I’m sitting at a coffee shop called “The Greenhouse Effect” with Tara. It’s a Sunday evening, we’re outside, sipping iced teas, and enjoying the beautiful evening. She’s studying for her board exam, and I’m scratching random, incomplete thoughts into a leather-bound notebook I bought a year or so ago thinking I’d move up from the spiral-bound notebooks (college ruled, preferably) that I had traditionally written poetry in. Consequently, my poetic muse left me about the same time of the purchase and I haven’t managed to write a poem that’s worth a shit since.
I guess all I’m really trying to say here is that I feel guilty having this nice notebook, and never writing in it. Therefore, the rough draft of this post was scribbled into its mostly empty pages. I did enjoy this, despite the fact that, when I got done, there was no “Publish” button, and now I’m stuck typing the damn thing.
Now I transition somewhat awkwardly to my actual topic: Artistic people. There’s some sort of open mic night at the coffee shop tonight, and the place is crawling with flannel shirts, beanies(even though it’s friggin’ summer), Vans slip-ons, hookahs with LEDs in them, acoustic guitars, and anything else that hipsters wear/carry in 2010.
The guys with the Hookah and the guitars are particularly boisterous, and keep shouting weird mash-ups of pop culture references and stuff of their own invention. I know I probably sound like I’m 70 describing them like this, but I’m really not annoyed with them—I’m actually quite amused (Tara, on the other hand, is concerned that she’ll have to shower again thanks to all the smoke). For whatever reason, artsy people have always fascinated me. I think it’s a combination of envy of their free spirits and lack of fear to take risks in their respective mediums (these guys keep breaking out into song) that probably stems from my own creative urges, and disbelief that a person could arrive at a state of arrested development (suck it, Michael Cera) at age 23 and perpetually remain in those golden years between childhood and adulthood, yet at the same time, somehow manage to make a living.
Being an engineer, I’m probably closer to Autistic than Artistic.

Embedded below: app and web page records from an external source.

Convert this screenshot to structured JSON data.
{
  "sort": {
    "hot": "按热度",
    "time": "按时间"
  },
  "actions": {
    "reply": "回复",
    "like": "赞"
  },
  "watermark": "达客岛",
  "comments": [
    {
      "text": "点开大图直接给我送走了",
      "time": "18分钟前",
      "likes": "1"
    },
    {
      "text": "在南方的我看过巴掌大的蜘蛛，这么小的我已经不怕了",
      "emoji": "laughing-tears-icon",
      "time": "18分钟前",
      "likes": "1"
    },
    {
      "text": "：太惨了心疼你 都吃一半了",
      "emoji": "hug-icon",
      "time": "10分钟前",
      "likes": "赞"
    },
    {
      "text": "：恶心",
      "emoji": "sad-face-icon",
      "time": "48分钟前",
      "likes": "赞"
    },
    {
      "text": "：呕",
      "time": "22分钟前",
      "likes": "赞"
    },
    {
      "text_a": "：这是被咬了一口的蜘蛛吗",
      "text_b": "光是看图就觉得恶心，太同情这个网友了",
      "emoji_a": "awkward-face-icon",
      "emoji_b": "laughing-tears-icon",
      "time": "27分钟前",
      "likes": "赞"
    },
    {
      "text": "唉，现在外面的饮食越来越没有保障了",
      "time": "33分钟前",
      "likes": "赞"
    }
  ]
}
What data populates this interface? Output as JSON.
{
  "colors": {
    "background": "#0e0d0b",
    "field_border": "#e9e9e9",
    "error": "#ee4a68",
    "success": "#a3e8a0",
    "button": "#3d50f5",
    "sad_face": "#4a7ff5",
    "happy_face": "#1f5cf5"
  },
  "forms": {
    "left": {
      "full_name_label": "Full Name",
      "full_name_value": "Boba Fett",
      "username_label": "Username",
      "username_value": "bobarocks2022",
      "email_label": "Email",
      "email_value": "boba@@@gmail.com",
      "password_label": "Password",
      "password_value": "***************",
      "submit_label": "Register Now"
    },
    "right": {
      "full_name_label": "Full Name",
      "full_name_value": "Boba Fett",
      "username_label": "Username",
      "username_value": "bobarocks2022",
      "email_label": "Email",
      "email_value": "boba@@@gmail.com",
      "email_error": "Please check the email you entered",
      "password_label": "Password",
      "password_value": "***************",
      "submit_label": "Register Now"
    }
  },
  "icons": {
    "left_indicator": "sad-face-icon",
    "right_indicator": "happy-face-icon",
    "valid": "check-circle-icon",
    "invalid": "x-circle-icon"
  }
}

I love going to the same job everyday for 8 hours, 40 hours a week (42.5 to be exact). I love getting a paycheck twice a month that is always the same amount. I love health insurance and paid vacation. I love having a scoop for the coffee so I know I’m getting exactly the right amount of beans every morning. But I still can’t help but admire the free spirit lifestyle. I want to take a 4 month road trip at the drop of a hat. I want to bum out at the coffee shop on a weekday morning. I want to wear beanies in the summer (actually, no I don’t, not in the slightest. I can barely stand leaving mine on when I step out of the cold into the grocery store in the winter). And this is the conflict: How does one be successful and have security, but be free at the same time? Retirement? Who knows? What a paradox!
In the mean time, I think I’ll choose steady income and rewarding job, and settle for weekend adventures. I do love not working on the weekend. After all, marriage is an adventure—an incredible adventure! Then there will be kids—it’ll be a blast!